I learned Jim Green had died yesterday morning when I heard Allen Garr talking about him in the past tense on CBC's Early Edition. I was surprised, as were most others, since although we knew Jim was terminally ill, he had just had a 'Celebration of Life' on Sunday and was expected to have months, not hours, to live.
I first met Jim over 20 years ago when he helped me negotiate a payment in lieu of building family social housing at the Bayshore Project. The payment was to be used to help fund the redevelopment of the Woodwards Building.
In subsequent years we worked together on a few initiatives including a brief look at the feasibility of converting a BC Packers Cold Storage facility in Tofino into a Granville Island style public market. (I just googled the site and see that it is now a housing development http://www.theshoretofinoblog.com/updates/unique-tofino-real-estate-project.php
Jim also participated in my 'one year after' event held on the first anniversary of the 2008 Municipal Election. (He said he voted for me, but I never really knew whether to believe him!)

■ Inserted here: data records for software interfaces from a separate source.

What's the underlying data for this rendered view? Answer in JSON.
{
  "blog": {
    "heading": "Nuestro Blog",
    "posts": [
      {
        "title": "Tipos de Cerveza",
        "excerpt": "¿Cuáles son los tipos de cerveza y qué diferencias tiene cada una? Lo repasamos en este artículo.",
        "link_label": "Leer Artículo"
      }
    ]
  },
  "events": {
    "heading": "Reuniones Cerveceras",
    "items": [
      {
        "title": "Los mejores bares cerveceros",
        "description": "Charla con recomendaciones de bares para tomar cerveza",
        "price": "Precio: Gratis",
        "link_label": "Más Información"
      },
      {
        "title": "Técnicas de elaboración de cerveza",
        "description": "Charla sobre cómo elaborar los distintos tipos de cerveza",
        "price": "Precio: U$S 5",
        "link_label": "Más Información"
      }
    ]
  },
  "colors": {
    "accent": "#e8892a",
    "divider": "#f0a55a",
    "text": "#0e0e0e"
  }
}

Over the years we shared a few beers, but were never close friends. While we did occasionally agree on things, as regular listeners to Bill Good's CKNW Civic Affairs Panel well know, we tended to disagree much more. (Yes, that's a photo of Jim with fellow panelist Frances Bula above. Since Jim preferred not to smile in photos, he did me a favour by sharing a wry grin.)
Jim was a very complex guy, with an unusual fashion sense. As Gordon Price once wrote, he often wore both a belt and suspenders. He loved his hats, and seemed to enjoy dressing like a gangster! He had a love of ties, but also had the unusual habit of tucking his sweater into his pants. I don't think I've ever known anyone else who always did this!
While I often didn't agree with Jim or his tactics, there is no doubt, as Frances said on yesterday's show, Jim was a doer...he made things happen, and he deserves the many accolades and recognition he's receiving for what he tried to do in the DTES with DERA and subsequently as a member of Council and community activist.
While we will remember the good things Jim did for the city, I'll will never forget the mean-spirited Op-Ed that he wrote in the Vancouver Sun in October 2010 criticizing me for my position on the Olympic Village Social Housing. This is something I never quite understood, (especially since he had helped me eliminate the social housing at Bayshore) although one of our mutual friends did subsequently tell me he was put up to it. I now believe this was true.
(I'll never forget our first meeting at the CKNW Studio the following Tuesday morning when Bill Good asked him if he would apologize and he said no. But then, that was Jim.)
Jim, you made your mark on our city, but died much too young. But then again, you chose to live each day the way you did because you weren't planning to live to 100! The city will miss you.